Location: Southwest Watershed Research Center

Title: Remote sensing of dryland ecosystem structure and function: Progress, challenges and opportunities

item SMITH, W.K. - University Of Arizona
item DANNENBERG, M.O. - University Of Iowa
item YAN, D. - University Of Arizona
item HERMANN, S. - University Of Arizona
item BARNES, M.L. - Indiana University
item BARRON-GAFFORD, G.A. - University Of Arizona
item Biederman, Joel
item FERRENBERG, S. - New Mexico State University
item FOX, A. - University Of Arizona
item HUDSON, A. - University Of Arizona
item Knowles, John
item MACBEAN, N. - Indiana University
item MOORE, D.J.P. - University Of Arizona
item NAGLER, P.A. - Us Geological Survey (USGS)
item REED, S.C. - Us Geological Survey (USGS)
item RUTHERFORD, W.A. - University Of Arizona
item Scott, Russell - Russ
item WNG, X. - University Of Arizona
item YANG, J. - University Of Arizona

Submitted to: Remote Sensing of Environment
Publication Type: Peer Reviewed Journal
Publication Acceptance Date: 8/25/2019
Publication Date: 11/1/2019
Publication URL:
Citation: Smith, W., Dannenberg, M., Yan, D., Hermann, S., Barnes, M., Barron-Gafford, G., Biederman, J.A., Ferrenberg, S., Fox, A., Hudson, A., Knowles, J.F., Macbean, N., Moore, D., Nagler, P., Reed, S., Rutherford, W., Scott, R.L., Wng, X., Yang, J. 2019. Remote sensing of dryland ecosystem structure and function: Progress, challenges and opportunities. Remote Sensing of Environment. 233.

Interpretive Summary: Water-limited regions make up more than one-third of Earth’s surface and provide valuable plant resources for agriculture, grazing and habitat. Society’s ability to understand and predict the health of dryland agro-ecosystems over such vast areas relies in large part on remote sensing from satellites. However, most of the expertise on satellite sensors has been developed in wetter regions of the world, and there are critical challenges to our ability to use and understand remote sensing signals in drylands. These include difficulty viewing sparse vegetation, highly reflective soils, biologically active soils that can’t be viewed from space, high spatial variability, and irregular seasonality of growing seasons. In this paper, we review some of the technical challenges to sensing drylands from space and offer recommendations based on existing and new technologies.

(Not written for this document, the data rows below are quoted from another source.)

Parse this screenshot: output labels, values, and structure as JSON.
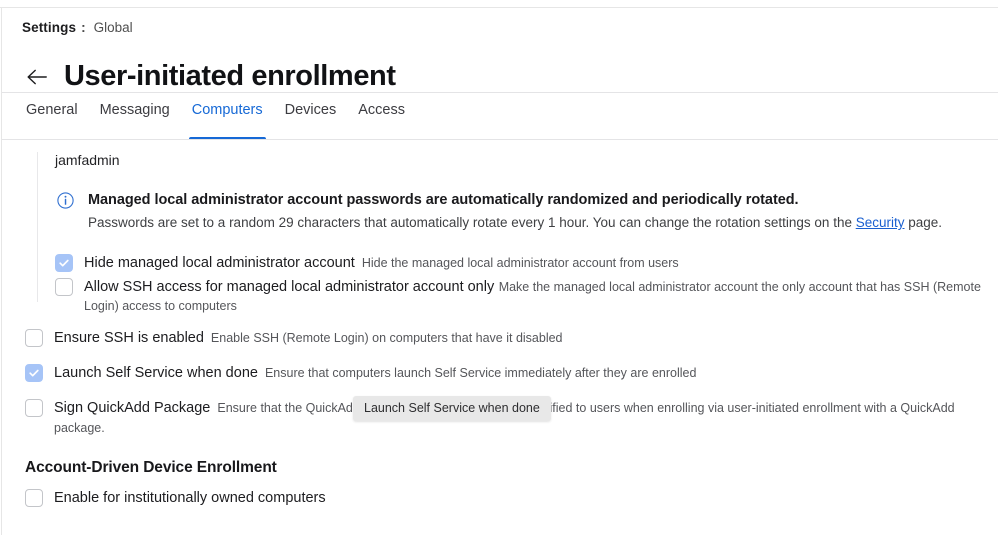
{
  "window": {
    "breadcrumb": {
      "root": "Settings",
      "separator": ":",
      "scope": "Global"
    },
    "back_label": "←",
    "title": "User-initiated enrollment"
  },
  "tabs": [
    {
      "label": "General",
      "active": false
    },
    {
      "label": "Messaging",
      "active": false
    },
    {
      "label": "Computers",
      "active": true
    },
    {
      "label": "Devices",
      "active": false
    },
    {
      "label": "Access",
      "active": false
    }
  ],
  "managed_admin": {
    "account_name": "jamfadmin",
    "info": {
      "icon": "info-circle-icon",
      "title": "Managed local administrator account passwords are automatically randomized and periodically rotated.",
      "description_before": "Passwords are set to a random 29 characters that automatically rotate every 1 hour. You can change the rotation settings on the ",
      "link_text": "Security",
      "description_after": " page."
    },
    "checkboxes": [
      {
        "label": "Hide managed local administrator account",
        "side_note": "Hide the managed local administrator account from users",
        "description": "",
        "checked": true
      },
      {
        "label": "Allow SSH access for managed local administrator account only",
        "side_note": "",
        "description": "Make the managed local administrator account the only account that has SSH (Remote Login) access to computers",
        "checked": false
      }
    ]
  },
  "main_options": [
    {
      "label": "Ensure SSH is enabled",
      "side_note": "Enable SSH (Remote Login) on computers that have it disabled",
      "checked": false
    },
    {
      "label": "Launch Self Service when done",
      "side_note": "Ensure that computers launch Self Service immediately after they are enrolled",
      "checked": true
    },
    {
      "label": "Sign QuickAdd Package",
      "side_note": "Ensure that the QuickAdd package is signed and can be verified to users when enrolling via user-initiated enrollment with a QuickAdd package.",
      "checked": false
    }
  ],
  "account_driven_section": {
    "heading": "Account-Driven Device Enrollment",
    "checkboxes": [
      {
        "label": "Enable for institutionally owned computers",
        "side_note": "",
        "checked": false
      }
    ]
  },
  "tooltip": {
    "text": "Launch Self Service when done"
  },
  "colors": {
    "accent": "#1669d6",
    "link": "#1a5fd0",
    "checkbox_checked": "#a6c4f7",
    "tooltip_bg": "#e8e8e8"
  }
}
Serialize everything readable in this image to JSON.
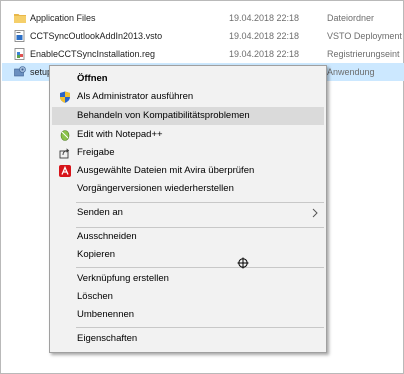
{
  "files": [
    {
      "name": "Application Files",
      "date": "19.04.2018 22:18",
      "type": "Dateiordner",
      "icon": "folder-icon"
    },
    {
      "name": "CCTSyncOutlookAddIn2013.vsto",
      "date": "19.04.2018 22:18",
      "type": "VSTO Deployment",
      "icon": "vsto-file-icon"
    },
    {
      "name": "EnableCCTSyncInstallation.reg",
      "date": "19.04.2018 22:18",
      "type": "Registrierungseint",
      "icon": "registry-file-icon"
    },
    {
      "name": "setup",
      "date": "",
      "type": "Anwendung",
      "icon": "setup-app-icon"
    }
  ],
  "context_menu": {
    "open": "Öffnen",
    "run_as_admin": "Als Administrator ausführen",
    "troubleshoot_compat": "Behandeln von Kompatibilitätsproblemen",
    "edit_notepadpp": "Edit with Notepad++",
    "share": "Freigabe",
    "avira_scan": "Ausgewählte Dateien mit Avira überprüfen",
    "restore_versions": "Vorgängerversionen wiederherstellen",
    "send_to": "Senden an",
    "cut": "Ausschneiden",
    "copy": "Kopieren",
    "create_shortcut": "Verknüpfung erstellen",
    "delete": "Löschen",
    "rename": "Umbenennen",
    "properties": "Eigenschaften"
  },
  "colors": {
    "selection": "#cce8ff",
    "menu_background": "#f2f2f2",
    "menu_hover": "#dadada",
    "avira_red": "#d7141a"
  }
}
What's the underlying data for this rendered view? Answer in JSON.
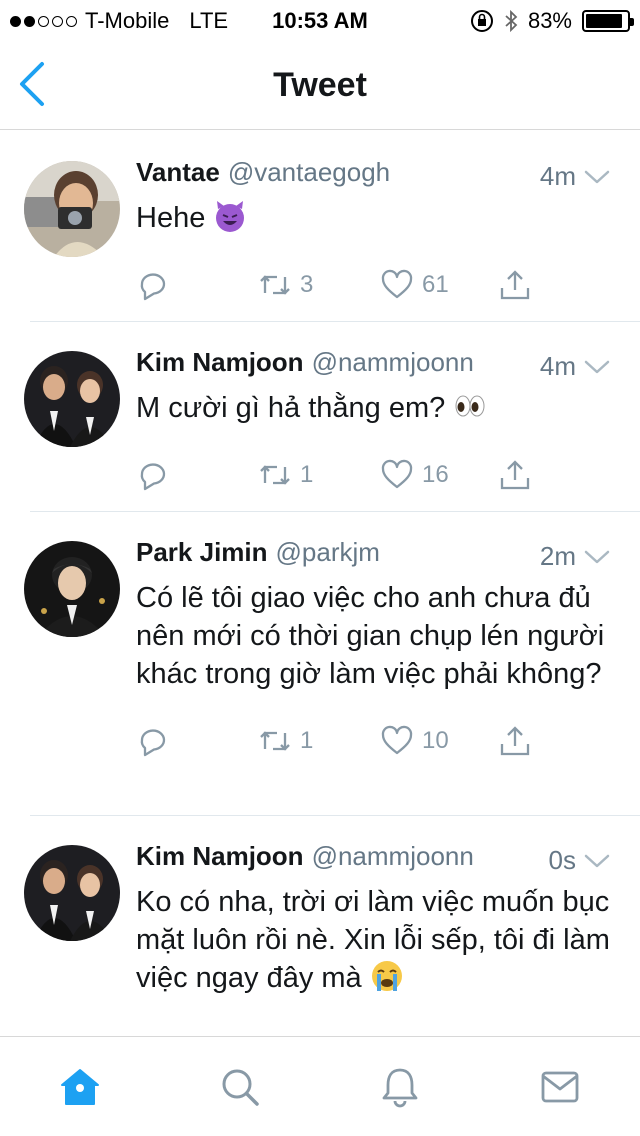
{
  "status_bar": {
    "carrier": "T-Mobile",
    "network": "LTE",
    "time": "10:53 AM",
    "battery": "83%",
    "battery_level": 0.83
  },
  "nav": {
    "title": "Tweet",
    "back_icon": "chevron-left-icon"
  },
  "tweets": [
    {
      "name": "Vantae",
      "handle": "@vantaegogh",
      "time": "4m",
      "text": "Hehe",
      "emoji": "😈",
      "retweets": "3",
      "likes": "61"
    },
    {
      "name": "Kim Namjoon",
      "handle": "@nammjoonn",
      "time": "4m",
      "text": "M cười gì hả thằng em?",
      "emoji": "👀",
      "retweets": "1",
      "likes": "16"
    },
    {
      "name": "Park Jimin",
      "handle": "@parkjm",
      "time": "2m",
      "text": "Có lẽ tôi giao việc cho anh chưa đủ nên mới có thời gian chụp lén người khác trong giờ làm việc phải không?",
      "retweets": "1",
      "likes": "10"
    },
    {
      "name": "Kim Namjoon",
      "handle": "@nammjoonn",
      "time": "0s",
      "text": "Ko có nha, trời ơi làm việc muốn bục mặt luôn rồi nè. Xin lỗi sếp, tôi đi làm việc ngay đây mà",
      "emoji": "😭"
    }
  ],
  "colors": {
    "accent": "#1da1f2",
    "muted": "#8899a6",
    "text": "#14171a"
  },
  "tab_bar": [
    "home-icon",
    "search-icon",
    "notifications-icon",
    "messages-icon"
  ]
}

Technical Abstract: Drylands make up roughly 40% of the Earth’s land surface, and billions of people depend on services provided by these critically important ecosystems. Despite their relatively sparse vegetation, dryland ecosystems are structurally and functionally diverse, and emerging evidence suggests that these ecosystems play a dominant role in the trend and variability of the terrestrial carbon sink. Moreover, drylands are highly sensitive to climate and are likely to have large, non-linear responses to hydroclimatic change. Monitoring the spatiotemporal dynamics of dryland ecosystem structure (e.g., leaf area index) and function (e.g., primary production and evapotranspiration) is therefore a high research priority. Yet, dryland remote sensing is defined by unique challenges not typically encountered in mesic or humid regions. Major challenges include low vegetation signal-to-noise ratios, high soil background reflectance, presence of photosynthetic soils (i.e., biological soil crusts), high spatial heterogeneity from plot to regional scales, and irregular growing seasons due to unpredictable seasonal rainfall and frequent periods of drought. Additionally, there is a relative paucity of continuous, long-term measurements in drylands, which impedes robust calibration and evaluation of remotely-sensed dryland data products. Due to these issues, remote sensing techniques developed in other ecosystems or for global application often result in inaccurate, poorly constrained estimates of dryland ecosystem structural and functional dynamics. Here, we review past achievements and current progress in remote sensing of dryland ecosystems, including a detailed discussion of the major challenges associated with remote sensing of key dryland structural and functional dynamics. We then offer recommendations aimed at leveraging new and emerging opportunities in remote sensing to overcome previous challenges and more accurately contextualize drylands within the broader Earth system. Specifically, we recommend: 1) Exploring novel combinations of sensors and techniques (e.g., solar-induced fluorescence, thermal, microwave, hyperspectral, and LiDAR) across a range of spatiotemporal scales to gain new insights into dryland structural and functional dynamics; 2) developing algorithms that are specifically tuned to dryland ecosystems by utilizing expanded ground observational network data; 3) expanding ground observational networks to better represent the heterogeneity of dryland systems and enable robust calibration and evaluation; and 4) coupling remote sensing observations with process-based models using data assimilation to improve mechanistic understanding of dryland ecosystem dynamics and to better constrain ecological forecasts and long-term projections.